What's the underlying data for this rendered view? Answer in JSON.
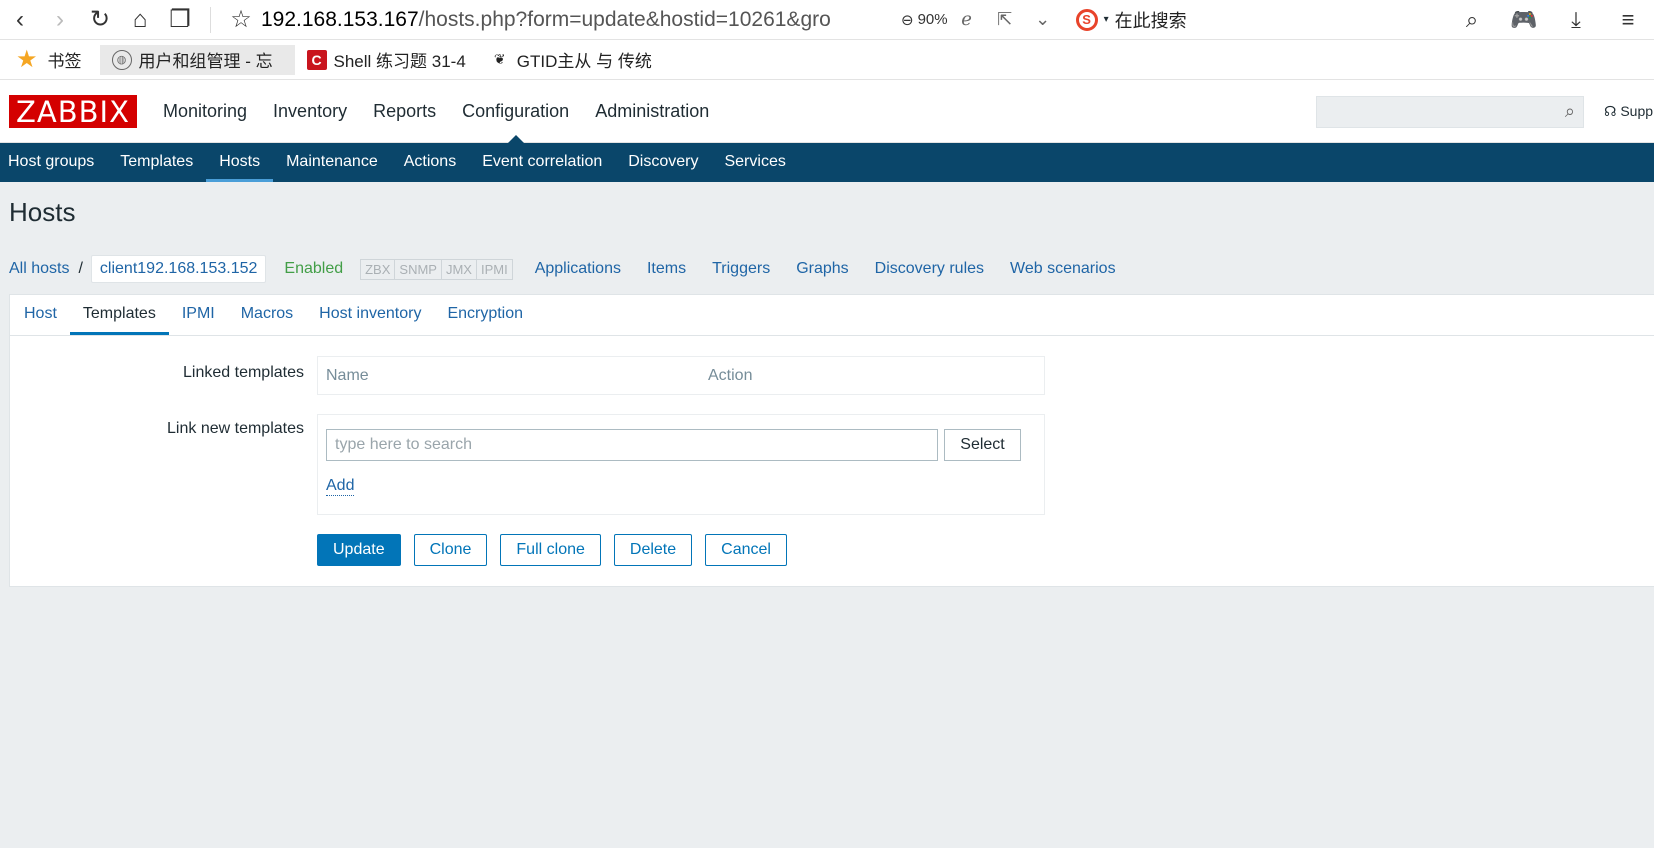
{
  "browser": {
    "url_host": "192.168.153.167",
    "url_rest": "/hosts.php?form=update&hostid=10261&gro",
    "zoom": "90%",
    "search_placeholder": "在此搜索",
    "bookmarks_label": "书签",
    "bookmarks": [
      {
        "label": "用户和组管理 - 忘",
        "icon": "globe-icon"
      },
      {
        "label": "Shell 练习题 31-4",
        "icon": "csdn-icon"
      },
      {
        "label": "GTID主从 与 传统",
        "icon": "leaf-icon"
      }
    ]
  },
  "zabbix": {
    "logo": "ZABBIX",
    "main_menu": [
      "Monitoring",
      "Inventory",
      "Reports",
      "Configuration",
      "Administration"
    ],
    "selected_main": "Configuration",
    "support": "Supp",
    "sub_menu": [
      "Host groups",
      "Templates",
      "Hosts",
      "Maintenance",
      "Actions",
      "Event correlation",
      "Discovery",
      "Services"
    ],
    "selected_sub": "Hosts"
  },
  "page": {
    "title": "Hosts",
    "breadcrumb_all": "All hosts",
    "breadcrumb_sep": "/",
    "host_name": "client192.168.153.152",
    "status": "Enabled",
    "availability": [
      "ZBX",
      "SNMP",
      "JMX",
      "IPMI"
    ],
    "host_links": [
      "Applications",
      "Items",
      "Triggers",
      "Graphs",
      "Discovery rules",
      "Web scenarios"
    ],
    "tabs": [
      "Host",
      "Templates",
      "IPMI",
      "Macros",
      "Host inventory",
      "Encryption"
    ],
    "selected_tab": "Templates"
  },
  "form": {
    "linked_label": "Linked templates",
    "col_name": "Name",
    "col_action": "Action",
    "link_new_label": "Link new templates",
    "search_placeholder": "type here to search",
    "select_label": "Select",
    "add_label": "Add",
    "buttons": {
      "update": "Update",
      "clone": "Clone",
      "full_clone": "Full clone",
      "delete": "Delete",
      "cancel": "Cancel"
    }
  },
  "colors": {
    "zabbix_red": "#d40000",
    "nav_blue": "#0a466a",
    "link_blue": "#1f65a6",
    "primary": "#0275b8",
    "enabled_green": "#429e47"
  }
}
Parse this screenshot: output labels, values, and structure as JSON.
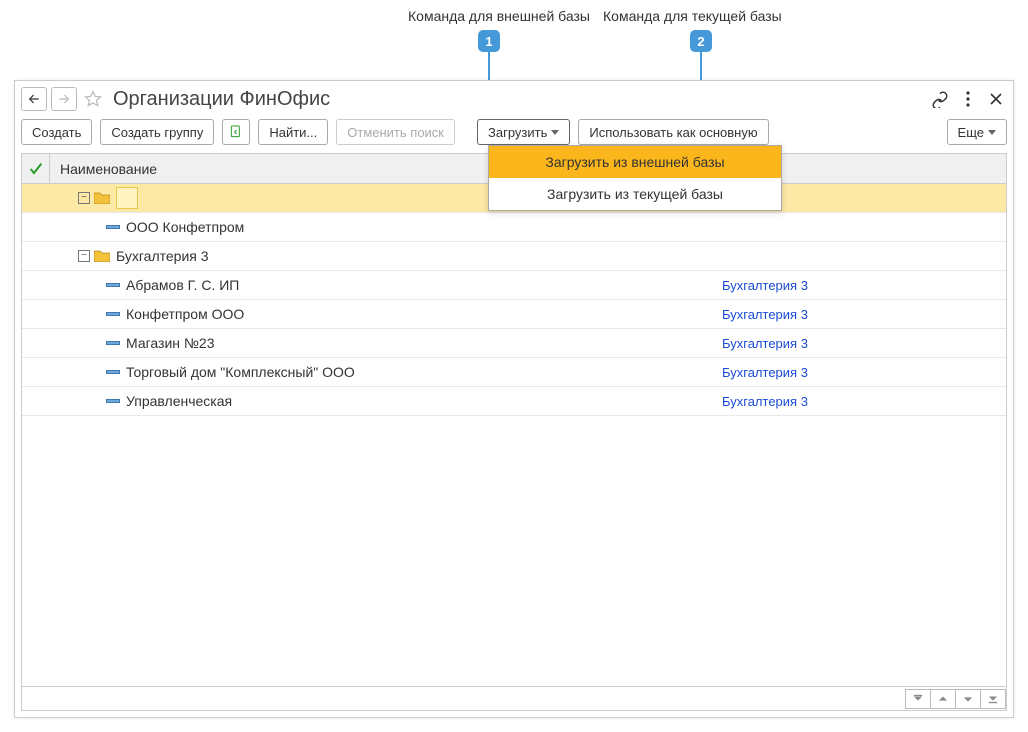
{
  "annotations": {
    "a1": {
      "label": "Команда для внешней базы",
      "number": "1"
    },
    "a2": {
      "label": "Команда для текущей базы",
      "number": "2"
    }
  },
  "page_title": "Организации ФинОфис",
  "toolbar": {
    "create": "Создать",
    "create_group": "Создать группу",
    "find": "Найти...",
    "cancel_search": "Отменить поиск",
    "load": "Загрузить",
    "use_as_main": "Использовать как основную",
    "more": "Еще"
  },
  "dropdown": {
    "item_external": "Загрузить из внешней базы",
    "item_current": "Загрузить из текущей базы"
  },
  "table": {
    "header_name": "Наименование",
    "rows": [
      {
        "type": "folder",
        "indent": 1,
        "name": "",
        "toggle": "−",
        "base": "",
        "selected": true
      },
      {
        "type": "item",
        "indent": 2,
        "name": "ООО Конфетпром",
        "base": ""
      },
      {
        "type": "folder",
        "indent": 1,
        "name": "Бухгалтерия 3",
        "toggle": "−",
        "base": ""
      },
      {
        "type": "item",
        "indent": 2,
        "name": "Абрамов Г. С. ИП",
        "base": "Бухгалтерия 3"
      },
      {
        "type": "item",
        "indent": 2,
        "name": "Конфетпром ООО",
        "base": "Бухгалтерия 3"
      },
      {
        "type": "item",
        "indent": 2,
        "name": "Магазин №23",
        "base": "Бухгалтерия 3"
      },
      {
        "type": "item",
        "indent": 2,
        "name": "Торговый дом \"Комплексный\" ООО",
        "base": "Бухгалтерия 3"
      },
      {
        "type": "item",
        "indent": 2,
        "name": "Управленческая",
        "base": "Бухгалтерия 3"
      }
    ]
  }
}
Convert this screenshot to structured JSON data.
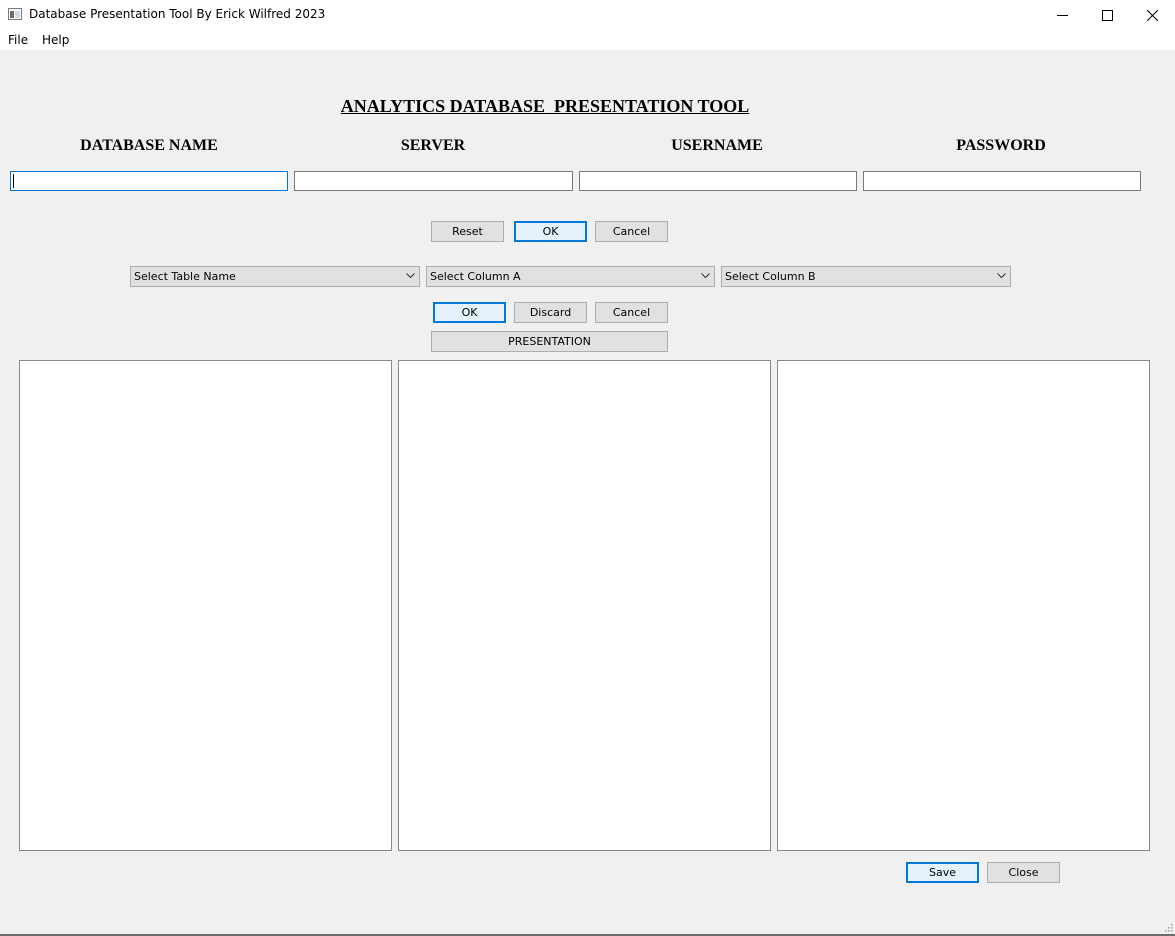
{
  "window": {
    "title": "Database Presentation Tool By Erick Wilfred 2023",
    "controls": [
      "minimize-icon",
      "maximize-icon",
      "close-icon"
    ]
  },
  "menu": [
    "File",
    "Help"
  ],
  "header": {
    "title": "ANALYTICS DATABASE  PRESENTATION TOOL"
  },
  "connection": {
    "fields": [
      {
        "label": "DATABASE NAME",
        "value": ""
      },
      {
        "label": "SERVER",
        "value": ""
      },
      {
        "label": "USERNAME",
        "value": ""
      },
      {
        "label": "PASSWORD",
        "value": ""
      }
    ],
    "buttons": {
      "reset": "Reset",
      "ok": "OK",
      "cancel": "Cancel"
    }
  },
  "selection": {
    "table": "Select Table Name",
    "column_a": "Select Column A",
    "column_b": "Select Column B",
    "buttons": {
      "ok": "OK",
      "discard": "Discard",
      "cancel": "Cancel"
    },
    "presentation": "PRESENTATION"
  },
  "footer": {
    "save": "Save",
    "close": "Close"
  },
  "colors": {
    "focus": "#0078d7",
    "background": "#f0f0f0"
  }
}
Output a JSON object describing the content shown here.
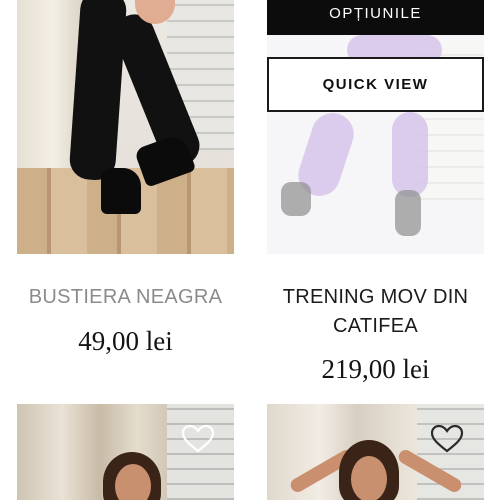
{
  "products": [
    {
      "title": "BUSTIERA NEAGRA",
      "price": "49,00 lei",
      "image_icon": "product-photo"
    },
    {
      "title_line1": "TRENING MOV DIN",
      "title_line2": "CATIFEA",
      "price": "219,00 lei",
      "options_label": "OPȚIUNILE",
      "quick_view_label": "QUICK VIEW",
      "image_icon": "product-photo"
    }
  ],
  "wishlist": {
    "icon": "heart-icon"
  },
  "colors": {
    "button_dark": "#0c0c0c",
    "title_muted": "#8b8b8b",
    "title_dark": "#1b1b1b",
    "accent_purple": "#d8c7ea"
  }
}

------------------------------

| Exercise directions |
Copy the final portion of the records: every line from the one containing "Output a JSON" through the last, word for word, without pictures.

| Task result |
Output a JSON object describing the content shown here.
{
  "products": [
    {
      "title": "BUSTIERA NEAGRA",
      "price": "49,00 lei",
      "image_icon": "product-photo"
    },
    {
      "title_line1": "TRENING MOV DIN",
      "title_line2": "CATIFEA",
      "price": "219,00 lei",
      "options_label": "OPȚIUNILE",
      "quick_view_label": "QUICK VIEW",
      "image_icon": "product-photo"
    }
  ],
  "wishlist": {
    "icon": "heart-icon"
  },
  "colors": {
    "button_dark": "#0c0c0c",
    "title_muted": "#8b8b8b",
    "title_dark": "#1b1b1b",
    "accent_purple": "#d8c7ea"
  }
}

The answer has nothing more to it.